One unique feature you'll not find at any other ski resort is northern lights (aurora borealis) viewing. At the end of your ski day and after dinner, head back to the resort's café and its extra large windows to check out the celestial show. Hot chocolate, coffee, and tea are included in the price as is a cozy spot by the massive fireplace.
Official site: https://skilandfairbanks.com/
5. Moose Mountain
Moose Mountain has no ski lifts. Yes, that's correct, not a single lift. In order to service their 42 runs, they have turbo-charged school buses waiting at the base area to whisk you back to the top. It's one of the most unique skiing experiences you'll ever have, and when you think about it, getting on the bus to ride to the top isn't really that much different than getting on a gondola or aerial tram. In both situations, you end up taking off your skis and sharing the ride up with a group of people.
No matter what your impressions are, your experience will be a good one, as everyone is having a good time, and the level of chatter and banter on the bus is loud.

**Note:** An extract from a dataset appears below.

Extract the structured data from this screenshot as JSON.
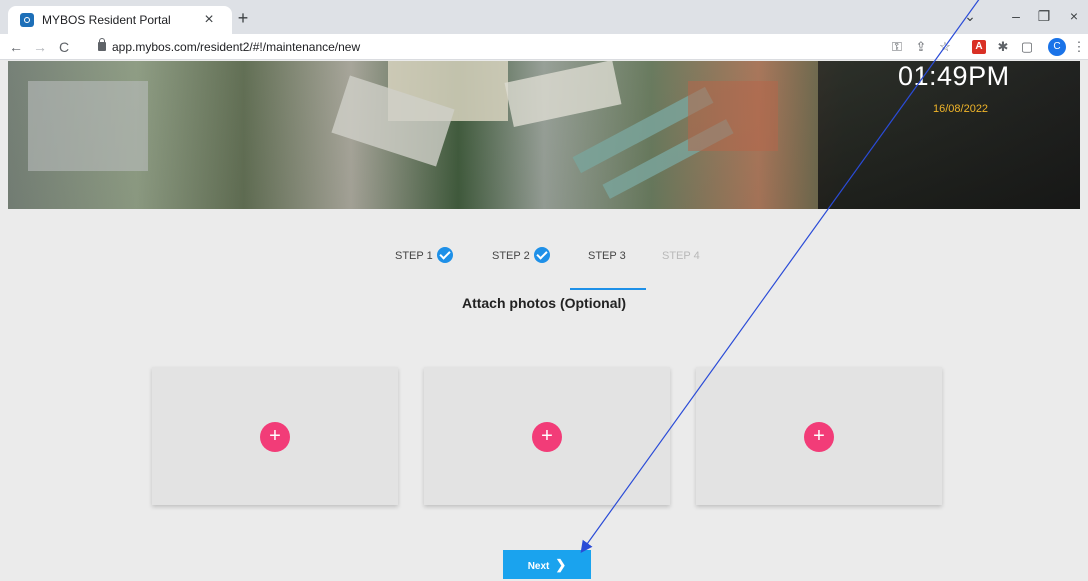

With a vertical drop of 1,300 feet and at 750 acres in size, Moose Mountain claims to be the largest interior resort in Alaska. They don't get a lot of snow here, only five feet on average, but what they do get sticks around, so you'll have good conditions whenever you visit.
The mountain is just over 20 minutes from Fairbanks, and owing to its southern orientation and elevation, Moose Mountain is generally above the inversion that sets up over Fairbanks. That means sunny skies and temperatures 20 to 30 degrees warmer than down in the valley.
This season Moose Mountain will be taking online ski lift ticket reservations to limit the number of people on the hill. This was implemented last season and has gone a long way towards eliminating the occurrence of bus "lift lines" at the base area.
Official site: https://shredthemoose.com/
6. Mount Eyak Ski Area
History buffs will want to make the effort to get to the small town of Cordova, accessible only by air or sea, to ride on one of the original single chair ski lifts from Sun Valley, Idaho, dating from 1936. Through a herculean effort by local volunteers, the city of Cordova, the Coast Guard, and many others, the ski lift was transported to, and installed on, Mount Eyak in 1974.
Today the lift, somehow still miraculously operating, transports skiers one by one up 960 feet to service three named runs and many other unnamed routes down through the glades. In addition to the famous lift, a rope tow services a beginners' area. At the base lodge, a small restaurant called the Snack Shack and rental shop operate when the ski area is open.
This past summer, the ski hill replaced the cable on the lift, ensuring that it will keep operating for the foreseeable future.
Mount Eyak's operating hours are some of the best ever: They operate on weekends, holidays, and powder days. Check the Facebook page to see whether an "emergency opening" is planned if a big dump happens.
Address: #1 Ski Hill Road, Cordova, Alaska
Official site: https://www.facebook.com/MtEyak/